Len McCluskey, of Unite, said the Opposition leader had a challenge ahead of him to convince working people that the Labour Party still had their interests at heart.
Mr McCluskey also offered Mr Miliband some breathing space, suggesting Unite would not immediately follow the GMB path of withdrawing funding to the party.
Asked if Unite intended to cut its affiliation funds, he said: “No. I understand exactly what Paul [Kenny, GMB general secretary] has done.”
Mr McCluskey who is a “close friend” of the GMB chief, said that Unite would “examine the proposals that are being put forward by Ed” before making a decision on party affiliation.
He said, however, that GMB’s decision to cut the donations it gives Labour from £1.2m to £150,000 from next year meant implications for all trade unions which “will have to examine where they stand in relation to the affiliation”.
The Unite chief, who has consistently said he welcomed Mr Miliband’s suggestions to review Labour’s relationship with the trade unions, added a word of warning, telling him to be careful what he wishes for.
Mr McCluskey rubbished suggestions that the union had had a hand in determining the outcome of an internal investigation by Labour into claims it had rigged the selection of a party candidate in Falkirk after demands were made for the report to be published.
Instead, Mr McCluskey said there was no need for an apology after his party was cleared of any wrongdoing.
He added: “As leader he will take us into our election and he will have my support and Unite’s support to do that.
“He is the guy we support but his challenge is to make sure that Labour demonstrates to ordinary working people ... he still has to close the deal with ordinary people.
“Unite are not looking for an apology, we want to move on now, it’s time now to concentrate on the real things that matter to our members, which is what does Labour stand for, how is Labour going to be different from this government?” said Mr McCluskey.
He insisted that under the guidance of its election strategy chief Lynton Crosby, the Conservatives were doing everything it could to smear Ed Miliband with the “trade union baseball bat”.
Mr McCluskey said: “We’ve got to expect this.
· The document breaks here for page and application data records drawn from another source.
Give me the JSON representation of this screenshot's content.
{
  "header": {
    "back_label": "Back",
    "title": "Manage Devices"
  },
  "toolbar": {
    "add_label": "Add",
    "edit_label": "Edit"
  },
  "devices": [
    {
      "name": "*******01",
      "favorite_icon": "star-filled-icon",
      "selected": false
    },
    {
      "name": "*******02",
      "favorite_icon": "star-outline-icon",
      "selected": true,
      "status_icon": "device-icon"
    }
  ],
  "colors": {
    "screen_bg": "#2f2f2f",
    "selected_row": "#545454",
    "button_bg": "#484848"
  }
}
“As soon as the Conservative Party drafted in the Bush kangaroo Lynton Crosby we knew full well that their campaign was going to be dirtier, full of smears, more than normal.
“And they’ve hit on something that seems to give them an opportunity to hit Ed Miliband with the trade union baseball bat, and they want to create a division.
“Now it’s our task to make sure we don’t fall into those traps, so we’re going to work to create unity in our party so we can take them on.”
However, in a perfect example of the challenge that lies ahead – not just for Mr Miliband, but also the trade unions – Mr Kenny said an apology was necessary.
He described Labour’s reaction in the wake of the Falkirk allegations as a “disgrace” and said Mr Miliband needed to acknowledge this. “I think the manner in which – the language that was used about trade unions was absolutely appalling,” said Mr Kenny.
“If there is an apology owed – and I think there is – then the apology should be collectively to the trade unions.”
“There needs to be a recognition – it doesn’t need to be a public climbdown or humiliation”, but he rebuked those “who went off with half cocked... old attitudes”.